Each record below is to be copied exactly; the pictures are to be omitted.

▬▬▬▬▬▬

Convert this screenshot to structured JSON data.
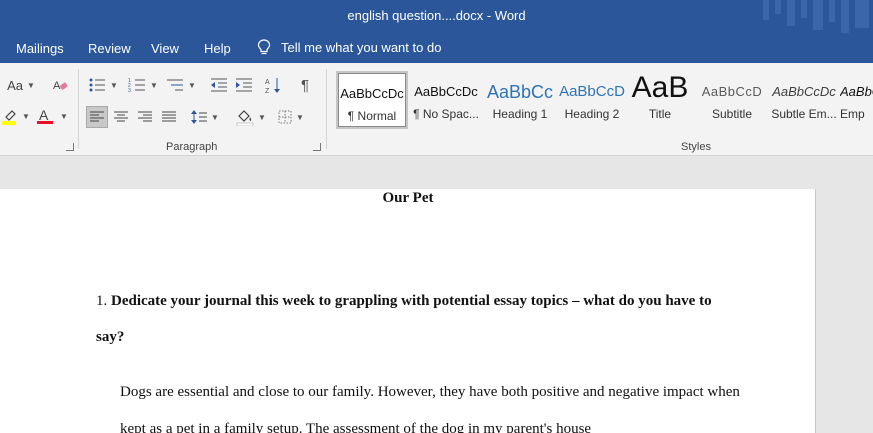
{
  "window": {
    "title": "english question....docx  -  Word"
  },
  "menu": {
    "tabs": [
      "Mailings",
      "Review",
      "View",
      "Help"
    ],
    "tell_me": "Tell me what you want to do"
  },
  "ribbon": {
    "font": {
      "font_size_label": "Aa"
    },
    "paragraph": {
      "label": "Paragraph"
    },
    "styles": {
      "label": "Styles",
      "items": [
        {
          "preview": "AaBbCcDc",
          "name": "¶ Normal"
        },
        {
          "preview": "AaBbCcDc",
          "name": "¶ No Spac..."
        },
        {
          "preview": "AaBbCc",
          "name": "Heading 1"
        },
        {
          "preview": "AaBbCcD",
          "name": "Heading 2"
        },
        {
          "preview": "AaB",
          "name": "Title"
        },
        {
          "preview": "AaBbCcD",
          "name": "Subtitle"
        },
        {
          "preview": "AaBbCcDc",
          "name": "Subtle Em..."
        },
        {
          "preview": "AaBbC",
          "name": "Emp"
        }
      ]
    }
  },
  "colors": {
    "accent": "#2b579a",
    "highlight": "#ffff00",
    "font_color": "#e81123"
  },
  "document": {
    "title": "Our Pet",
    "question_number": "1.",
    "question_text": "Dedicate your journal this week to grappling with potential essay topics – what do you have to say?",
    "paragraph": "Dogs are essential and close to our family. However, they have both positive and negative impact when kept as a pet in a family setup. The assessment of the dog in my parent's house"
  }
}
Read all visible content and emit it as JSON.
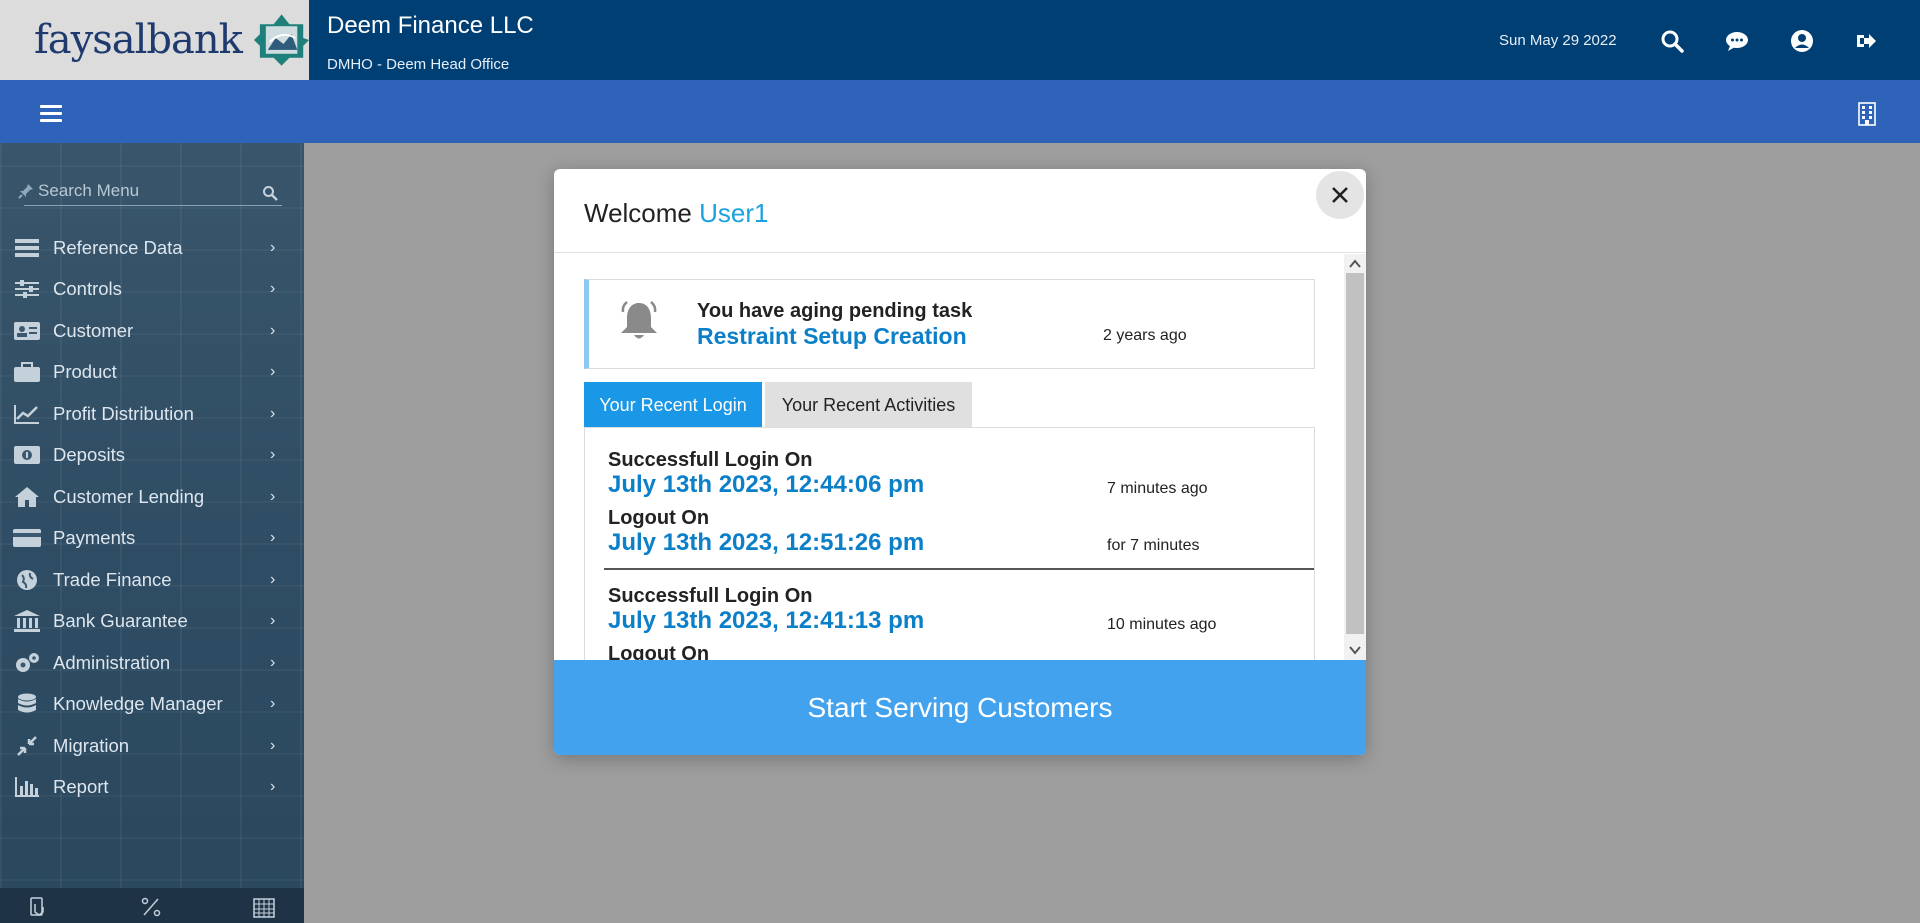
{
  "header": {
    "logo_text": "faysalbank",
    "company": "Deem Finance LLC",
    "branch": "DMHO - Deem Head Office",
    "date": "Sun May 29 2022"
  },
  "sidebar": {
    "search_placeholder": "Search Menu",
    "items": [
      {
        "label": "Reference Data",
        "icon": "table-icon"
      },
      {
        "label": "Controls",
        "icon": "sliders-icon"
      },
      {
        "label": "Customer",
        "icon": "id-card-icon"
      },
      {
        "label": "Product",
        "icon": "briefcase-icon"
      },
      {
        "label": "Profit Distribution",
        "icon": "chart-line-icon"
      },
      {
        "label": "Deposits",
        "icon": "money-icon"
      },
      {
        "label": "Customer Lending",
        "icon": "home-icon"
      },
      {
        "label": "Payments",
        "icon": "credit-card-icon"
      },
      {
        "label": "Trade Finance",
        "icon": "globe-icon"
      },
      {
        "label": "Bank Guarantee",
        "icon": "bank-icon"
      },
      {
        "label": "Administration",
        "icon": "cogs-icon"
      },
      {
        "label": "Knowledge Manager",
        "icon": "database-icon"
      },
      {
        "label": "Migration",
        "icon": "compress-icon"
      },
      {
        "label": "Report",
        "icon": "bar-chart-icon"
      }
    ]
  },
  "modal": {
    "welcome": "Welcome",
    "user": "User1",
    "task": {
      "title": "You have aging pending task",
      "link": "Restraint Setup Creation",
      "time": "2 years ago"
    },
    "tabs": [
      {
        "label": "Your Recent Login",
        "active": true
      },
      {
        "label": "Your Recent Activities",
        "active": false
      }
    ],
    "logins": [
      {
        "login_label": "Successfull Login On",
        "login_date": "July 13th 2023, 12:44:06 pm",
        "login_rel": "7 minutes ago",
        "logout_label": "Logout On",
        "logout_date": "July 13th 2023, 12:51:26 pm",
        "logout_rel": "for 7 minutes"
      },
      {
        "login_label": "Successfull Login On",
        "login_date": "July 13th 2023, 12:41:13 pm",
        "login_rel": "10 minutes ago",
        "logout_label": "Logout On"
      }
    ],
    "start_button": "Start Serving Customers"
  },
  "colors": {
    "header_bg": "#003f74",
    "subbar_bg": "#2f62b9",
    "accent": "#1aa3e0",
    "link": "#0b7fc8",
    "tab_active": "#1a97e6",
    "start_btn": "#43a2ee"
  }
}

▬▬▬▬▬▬

=== TASK RESULT ===
Convert this screenshot to structured JSON data.
{
  "window": {
    "title": "english question....docx  -  Word"
  },
  "menu": {
    "tabs": [
      "Mailings",
      "Review",
      "View",
      "Help"
    ],
    "tell_me": "Tell me what you want to do"
  },
  "ribbon": {
    "font": {
      "font_size_label": "Aa"
    },
    "paragraph": {
      "label": "Paragraph"
    },
    "styles": {
      "label": "Styles",
      "items": [
        {
          "preview": "AaBbCcDc",
          "name": "¶ Normal"
        },
        {
          "preview": "AaBbCcDc",
          "name": "¶ No Spac..."
        },
        {
          "preview": "AaBbCc",
          "name": "Heading 1"
        },
        {
          "preview": "AaBbCcD",
          "name": "Heading 2"
        },
        {
          "preview": "AaB",
          "name": "Title"
        },
        {
          "preview": "AaBbCcD",
          "name": "Subtitle"
        },
        {
          "preview": "AaBbCcDc",
          "name": "Subtle Em..."
        },
        {
          "preview": "AaBbC",
          "name": "Emp"
        }
      ]
    }
  },
  "colors": {
    "accent": "#2b579a",
    "highlight": "#ffff00",
    "font_color": "#e81123"
  },
  "document": {
    "title": "Our Pet",
    "question_number": "1.",
    "question_text": "Dedicate your journal this week to grappling with potential essay topics – what do you have to say?",
    "paragraph": "Dogs are essential and close to our family. However, they have both positive and negative impact when kept as a pet in a family setup. The assessment of the dog in my parent's house"
  }
}
Read all visible content and emit it as JSON.
{
  "header": {
    "logo_text": "faysalbank",
    "company": "Deem Finance LLC",
    "branch": "DMHO - Deem Head Office",
    "date": "Sun May 29 2022"
  },
  "sidebar": {
    "search_placeholder": "Search Menu",
    "items": [
      {
        "label": "Reference Data",
        "icon": "table-icon"
      },
      {
        "label": "Controls",
        "icon": "sliders-icon"
      },
      {
        "label": "Customer",
        "icon": "id-card-icon"
      },
      {
        "label": "Product",
        "icon": "briefcase-icon"
      },
      {
        "label": "Profit Distribution",
        "icon": "chart-line-icon"
      },
      {
        "label": "Deposits",
        "icon": "money-icon"
      },
      {
        "label": "Customer Lending",
        "icon": "home-icon"
      },
      {
        "label": "Payments",
        "icon": "credit-card-icon"
      },
      {
        "label": "Trade Finance",
        "icon": "globe-icon"
      },
      {
        "label": "Bank Guarantee",
        "icon": "bank-icon"
      },
      {
        "label": "Administration",
        "icon": "cogs-icon"
      },
      {
        "label": "Knowledge Manager",
        "icon": "database-icon"
      },
      {
        "label": "Migration",
        "icon": "compress-icon"
      },
      {
        "label": "Report",
        "icon": "bar-chart-icon"
      }
    ]
  },
  "modal": {
    "welcome": "Welcome",
    "user": "User1",
    "task": {
      "title": "You have aging pending task",
      "link": "Restraint Setup Creation",
      "time": "2 years ago"
    },
    "tabs": [
      {
        "label": "Your Recent Login",
        "active": true
      },
      {
        "label": "Your Recent Activities",
        "active": false
      }
    ],
    "logins": [
      {
        "login_label": "Successfull Login On",
        "login_date": "July 13th 2023, 12:44:06 pm",
        "login_rel": "7 minutes ago",
        "logout_label": "Logout On",
        "logout_date": "July 13th 2023, 12:51:26 pm",
        "logout_rel": "for 7 minutes"
      },
      {
        "login_label": "Successfull Login On",
        "login_date": "July 13th 2023, 12:41:13 pm",
        "login_rel": "10 minutes ago",
        "logout_label": "Logout On"
      }
    ],
    "start_button": "Start Serving Customers"
  },
  "colors": {
    "header_bg": "#003f74",
    "subbar_bg": "#2f62b9",
    "accent": "#1aa3e0",
    "link": "#0b7fc8",
    "tab_active": "#1a97e6",
    "start_btn": "#43a2ee"
  }
}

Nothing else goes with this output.